- WHAT YOU WILL DO
Only lines holding the word "JSON" are wanted. Copy them from the listing below.

- EXERCISE INPUT

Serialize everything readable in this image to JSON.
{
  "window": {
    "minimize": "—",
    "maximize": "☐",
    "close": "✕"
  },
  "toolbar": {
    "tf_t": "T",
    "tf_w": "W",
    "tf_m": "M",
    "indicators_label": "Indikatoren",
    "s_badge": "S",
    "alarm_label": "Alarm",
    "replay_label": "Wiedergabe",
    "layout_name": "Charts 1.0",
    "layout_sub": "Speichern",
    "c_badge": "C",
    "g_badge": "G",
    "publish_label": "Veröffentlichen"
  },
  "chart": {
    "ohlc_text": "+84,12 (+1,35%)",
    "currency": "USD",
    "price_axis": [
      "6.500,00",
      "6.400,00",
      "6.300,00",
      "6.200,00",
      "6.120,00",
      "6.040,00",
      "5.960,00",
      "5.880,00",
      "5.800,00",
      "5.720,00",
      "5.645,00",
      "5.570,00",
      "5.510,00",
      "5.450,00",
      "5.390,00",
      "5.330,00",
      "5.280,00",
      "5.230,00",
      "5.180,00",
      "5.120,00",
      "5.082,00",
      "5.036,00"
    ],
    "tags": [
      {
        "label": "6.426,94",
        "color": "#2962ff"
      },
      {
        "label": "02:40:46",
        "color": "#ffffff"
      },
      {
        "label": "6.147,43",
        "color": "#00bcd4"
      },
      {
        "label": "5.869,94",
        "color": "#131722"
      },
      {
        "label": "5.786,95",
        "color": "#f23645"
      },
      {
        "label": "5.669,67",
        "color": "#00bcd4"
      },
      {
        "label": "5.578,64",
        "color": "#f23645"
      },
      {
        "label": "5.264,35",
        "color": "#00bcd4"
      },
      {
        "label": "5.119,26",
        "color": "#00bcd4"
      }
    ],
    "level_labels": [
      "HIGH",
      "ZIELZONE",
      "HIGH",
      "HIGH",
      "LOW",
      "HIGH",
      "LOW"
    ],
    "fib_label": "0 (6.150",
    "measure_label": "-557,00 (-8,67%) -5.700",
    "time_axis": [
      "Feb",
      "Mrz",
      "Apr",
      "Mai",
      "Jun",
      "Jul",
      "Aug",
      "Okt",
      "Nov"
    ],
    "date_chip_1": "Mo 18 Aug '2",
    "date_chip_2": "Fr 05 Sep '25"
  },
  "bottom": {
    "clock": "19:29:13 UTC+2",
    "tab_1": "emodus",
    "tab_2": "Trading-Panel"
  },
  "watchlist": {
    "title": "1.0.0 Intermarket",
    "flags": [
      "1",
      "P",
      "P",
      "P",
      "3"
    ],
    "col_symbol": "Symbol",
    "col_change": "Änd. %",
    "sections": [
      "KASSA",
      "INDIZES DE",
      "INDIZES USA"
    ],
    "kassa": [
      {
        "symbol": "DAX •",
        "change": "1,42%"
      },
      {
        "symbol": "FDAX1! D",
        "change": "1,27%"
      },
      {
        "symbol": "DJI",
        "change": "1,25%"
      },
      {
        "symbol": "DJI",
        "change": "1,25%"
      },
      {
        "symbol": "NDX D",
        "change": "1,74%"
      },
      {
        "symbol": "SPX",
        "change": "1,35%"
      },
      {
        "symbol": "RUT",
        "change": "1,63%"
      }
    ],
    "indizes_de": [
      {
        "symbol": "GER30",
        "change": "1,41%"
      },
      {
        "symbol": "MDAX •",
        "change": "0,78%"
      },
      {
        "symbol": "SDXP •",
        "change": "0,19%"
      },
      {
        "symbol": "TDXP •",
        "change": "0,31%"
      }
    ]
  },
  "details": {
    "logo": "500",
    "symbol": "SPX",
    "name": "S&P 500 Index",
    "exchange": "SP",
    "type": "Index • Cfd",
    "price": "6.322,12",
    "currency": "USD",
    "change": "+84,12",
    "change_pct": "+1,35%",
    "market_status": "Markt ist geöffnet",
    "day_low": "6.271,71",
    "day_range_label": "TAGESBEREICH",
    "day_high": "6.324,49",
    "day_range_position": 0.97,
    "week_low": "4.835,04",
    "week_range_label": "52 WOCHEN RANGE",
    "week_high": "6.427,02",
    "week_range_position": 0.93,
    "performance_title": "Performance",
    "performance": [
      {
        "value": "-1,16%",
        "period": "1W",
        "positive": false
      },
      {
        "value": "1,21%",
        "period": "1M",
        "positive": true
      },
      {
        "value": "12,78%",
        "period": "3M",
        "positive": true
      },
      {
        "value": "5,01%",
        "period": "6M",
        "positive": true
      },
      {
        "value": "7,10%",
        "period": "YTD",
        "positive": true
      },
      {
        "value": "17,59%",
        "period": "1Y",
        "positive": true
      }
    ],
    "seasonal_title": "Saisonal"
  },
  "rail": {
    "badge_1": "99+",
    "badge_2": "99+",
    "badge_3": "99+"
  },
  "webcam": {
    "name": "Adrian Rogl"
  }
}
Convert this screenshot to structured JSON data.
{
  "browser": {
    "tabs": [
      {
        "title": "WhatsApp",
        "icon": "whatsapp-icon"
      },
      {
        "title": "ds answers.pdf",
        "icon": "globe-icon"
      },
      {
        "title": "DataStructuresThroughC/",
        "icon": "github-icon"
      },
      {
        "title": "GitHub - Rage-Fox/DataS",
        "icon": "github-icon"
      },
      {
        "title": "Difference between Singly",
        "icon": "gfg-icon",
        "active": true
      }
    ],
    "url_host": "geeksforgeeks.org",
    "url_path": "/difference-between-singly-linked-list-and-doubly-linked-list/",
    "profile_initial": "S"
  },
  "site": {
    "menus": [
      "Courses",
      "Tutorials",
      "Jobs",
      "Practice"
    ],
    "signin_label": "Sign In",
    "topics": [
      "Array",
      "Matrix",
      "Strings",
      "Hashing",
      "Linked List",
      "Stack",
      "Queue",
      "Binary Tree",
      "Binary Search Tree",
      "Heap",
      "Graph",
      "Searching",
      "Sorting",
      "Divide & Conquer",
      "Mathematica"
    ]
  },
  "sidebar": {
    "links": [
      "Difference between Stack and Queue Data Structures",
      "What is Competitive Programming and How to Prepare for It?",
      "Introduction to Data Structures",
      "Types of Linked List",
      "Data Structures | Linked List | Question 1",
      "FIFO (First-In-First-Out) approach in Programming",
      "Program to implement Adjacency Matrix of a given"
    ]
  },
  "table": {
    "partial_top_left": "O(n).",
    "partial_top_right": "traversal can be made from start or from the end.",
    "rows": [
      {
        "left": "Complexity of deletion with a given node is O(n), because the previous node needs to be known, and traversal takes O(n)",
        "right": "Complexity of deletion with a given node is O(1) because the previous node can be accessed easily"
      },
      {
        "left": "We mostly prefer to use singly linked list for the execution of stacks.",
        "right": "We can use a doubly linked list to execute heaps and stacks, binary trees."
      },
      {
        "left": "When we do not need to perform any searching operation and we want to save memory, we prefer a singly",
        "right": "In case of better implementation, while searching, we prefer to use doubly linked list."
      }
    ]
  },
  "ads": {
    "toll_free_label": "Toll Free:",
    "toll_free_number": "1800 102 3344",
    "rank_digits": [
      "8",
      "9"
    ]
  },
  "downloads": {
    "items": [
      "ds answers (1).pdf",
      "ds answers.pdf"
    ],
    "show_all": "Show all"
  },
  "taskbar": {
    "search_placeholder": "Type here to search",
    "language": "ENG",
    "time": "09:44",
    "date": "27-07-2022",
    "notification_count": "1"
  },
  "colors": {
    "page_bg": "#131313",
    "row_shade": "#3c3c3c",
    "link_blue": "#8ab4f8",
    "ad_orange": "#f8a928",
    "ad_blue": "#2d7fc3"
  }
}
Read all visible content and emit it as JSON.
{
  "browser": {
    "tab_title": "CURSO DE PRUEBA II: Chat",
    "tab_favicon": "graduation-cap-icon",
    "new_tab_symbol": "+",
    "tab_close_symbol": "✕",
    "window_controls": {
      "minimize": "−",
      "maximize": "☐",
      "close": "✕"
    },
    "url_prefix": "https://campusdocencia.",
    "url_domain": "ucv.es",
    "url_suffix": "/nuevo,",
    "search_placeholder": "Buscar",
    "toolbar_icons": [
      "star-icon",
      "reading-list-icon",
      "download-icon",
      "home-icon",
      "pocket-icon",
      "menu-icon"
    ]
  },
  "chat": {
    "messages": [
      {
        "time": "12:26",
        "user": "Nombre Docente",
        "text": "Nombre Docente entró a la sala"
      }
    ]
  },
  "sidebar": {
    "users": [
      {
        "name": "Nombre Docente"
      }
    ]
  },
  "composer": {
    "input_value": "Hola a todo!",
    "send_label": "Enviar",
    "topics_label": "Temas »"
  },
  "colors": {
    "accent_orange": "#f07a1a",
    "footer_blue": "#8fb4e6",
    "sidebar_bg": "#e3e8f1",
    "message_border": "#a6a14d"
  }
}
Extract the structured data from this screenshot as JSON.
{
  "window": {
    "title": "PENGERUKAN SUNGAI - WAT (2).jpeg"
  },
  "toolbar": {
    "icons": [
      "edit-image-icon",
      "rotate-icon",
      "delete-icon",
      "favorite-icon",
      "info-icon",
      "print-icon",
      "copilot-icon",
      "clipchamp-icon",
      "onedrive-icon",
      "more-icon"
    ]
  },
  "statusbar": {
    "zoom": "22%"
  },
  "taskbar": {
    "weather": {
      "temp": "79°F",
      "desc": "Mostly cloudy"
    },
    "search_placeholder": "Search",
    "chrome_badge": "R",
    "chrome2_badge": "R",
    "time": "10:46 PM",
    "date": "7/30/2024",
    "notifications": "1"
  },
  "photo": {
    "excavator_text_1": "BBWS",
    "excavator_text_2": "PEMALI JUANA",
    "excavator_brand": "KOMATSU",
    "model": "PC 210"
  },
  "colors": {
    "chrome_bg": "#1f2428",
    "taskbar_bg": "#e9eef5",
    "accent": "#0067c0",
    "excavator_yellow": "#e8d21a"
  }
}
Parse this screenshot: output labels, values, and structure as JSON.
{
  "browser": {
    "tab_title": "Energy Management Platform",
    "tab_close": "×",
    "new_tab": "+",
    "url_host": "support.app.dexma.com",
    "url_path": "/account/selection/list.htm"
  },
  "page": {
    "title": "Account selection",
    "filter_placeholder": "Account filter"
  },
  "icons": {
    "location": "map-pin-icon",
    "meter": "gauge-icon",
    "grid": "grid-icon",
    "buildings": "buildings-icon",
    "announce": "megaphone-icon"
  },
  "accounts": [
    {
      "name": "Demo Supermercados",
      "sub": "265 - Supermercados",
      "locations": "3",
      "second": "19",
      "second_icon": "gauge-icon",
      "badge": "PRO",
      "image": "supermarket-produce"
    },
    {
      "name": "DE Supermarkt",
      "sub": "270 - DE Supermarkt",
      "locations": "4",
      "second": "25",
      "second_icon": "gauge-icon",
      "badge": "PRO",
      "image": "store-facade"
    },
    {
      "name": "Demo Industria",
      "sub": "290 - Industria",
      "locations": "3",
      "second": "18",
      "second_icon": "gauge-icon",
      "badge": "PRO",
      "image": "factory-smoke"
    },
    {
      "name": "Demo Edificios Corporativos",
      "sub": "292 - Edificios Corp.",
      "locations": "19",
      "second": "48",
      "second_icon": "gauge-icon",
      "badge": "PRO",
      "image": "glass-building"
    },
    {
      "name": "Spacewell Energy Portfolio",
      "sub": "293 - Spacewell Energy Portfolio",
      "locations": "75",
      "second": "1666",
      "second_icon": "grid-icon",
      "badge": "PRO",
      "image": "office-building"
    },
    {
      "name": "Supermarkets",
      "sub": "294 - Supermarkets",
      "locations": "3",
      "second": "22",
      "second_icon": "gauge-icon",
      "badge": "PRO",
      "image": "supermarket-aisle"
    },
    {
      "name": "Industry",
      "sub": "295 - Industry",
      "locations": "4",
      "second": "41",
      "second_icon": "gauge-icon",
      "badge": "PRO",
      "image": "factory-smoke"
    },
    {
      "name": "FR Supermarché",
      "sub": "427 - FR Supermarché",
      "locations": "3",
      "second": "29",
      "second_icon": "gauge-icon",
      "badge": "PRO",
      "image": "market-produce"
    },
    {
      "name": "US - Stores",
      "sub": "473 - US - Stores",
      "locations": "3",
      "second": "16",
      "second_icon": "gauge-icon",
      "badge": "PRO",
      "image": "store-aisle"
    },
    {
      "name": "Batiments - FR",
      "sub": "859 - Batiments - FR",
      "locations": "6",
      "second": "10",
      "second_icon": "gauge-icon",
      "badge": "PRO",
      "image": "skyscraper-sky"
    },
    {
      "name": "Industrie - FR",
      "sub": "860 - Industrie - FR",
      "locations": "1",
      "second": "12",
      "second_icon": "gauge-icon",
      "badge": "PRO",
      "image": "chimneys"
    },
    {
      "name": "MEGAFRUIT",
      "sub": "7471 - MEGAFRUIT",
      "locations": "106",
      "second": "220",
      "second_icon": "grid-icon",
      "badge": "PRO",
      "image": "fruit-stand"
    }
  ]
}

- WRITTEN RESPONSE
Serialize everything readable in this image to JSON.
Convert this screenshot to structured JSON data.
Read all visible content and emit it as JSON.
Extract the structured data from this screenshot as JSON.
Parse this screenshot: output labels, values, and structure as JSON.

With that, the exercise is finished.